** Your goal **
Go through the entries below and copy each line that holds the word "true".

** The data **
---*---

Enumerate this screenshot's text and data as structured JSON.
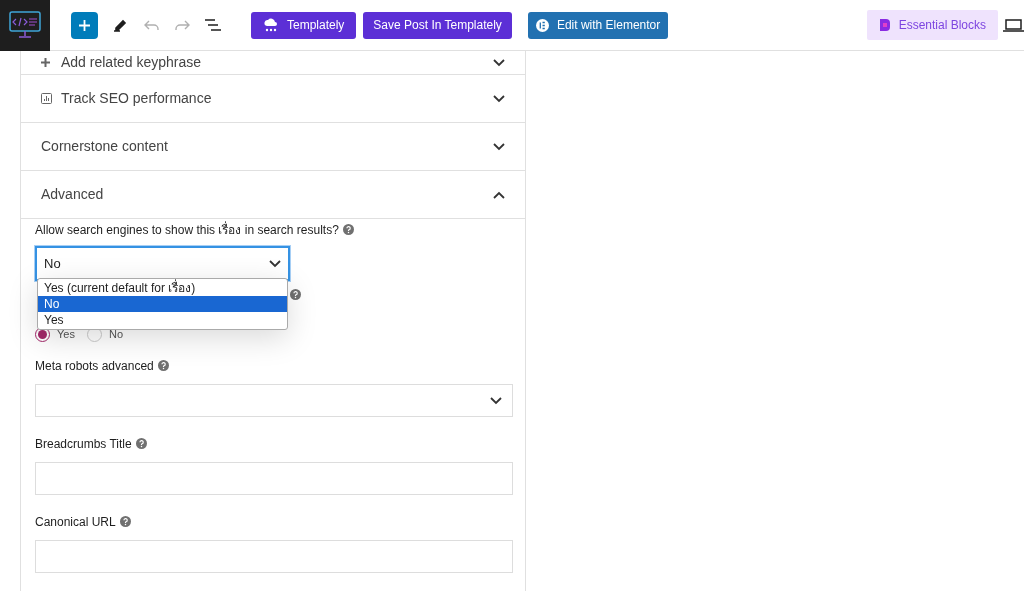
{
  "toolbar": {
    "templately": "Templately",
    "save": "Save Post In Templately",
    "elementor": "Edit with Elementor",
    "essential": "Essential Blocks"
  },
  "sections": [
    {
      "label": "Add related keyphrase",
      "kind": "plus",
      "expanded": false
    },
    {
      "label": "Track SEO performance",
      "kind": "chart",
      "expanded": false
    },
    {
      "label": "Cornerstone content",
      "kind": "plain",
      "expanded": false
    },
    {
      "label": "Advanced",
      "kind": "plain",
      "expanded": true
    }
  ],
  "advanced": {
    "search_label": "Allow search engines to show this เรื่อง in search results?",
    "search_value": "No",
    "dropdown_open": true,
    "options": [
      {
        "label": "Yes (current default for เรื่อง)",
        "selected": false
      },
      {
        "label": "No",
        "selected": true
      },
      {
        "label": "Yes",
        "selected": false
      }
    ],
    "radios": [
      {
        "label": "Yes",
        "selected": true
      },
      {
        "label": "No",
        "selected": false
      }
    ],
    "meta_label": "Meta robots advanced",
    "breadcrumbs_label": "Breadcrumbs Title",
    "canonical_label": "Canonical URL"
  }
}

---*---

** Solution for this task **
      "expanded": true
    "dropdown_open": true,
        "selected": true
        "selected": true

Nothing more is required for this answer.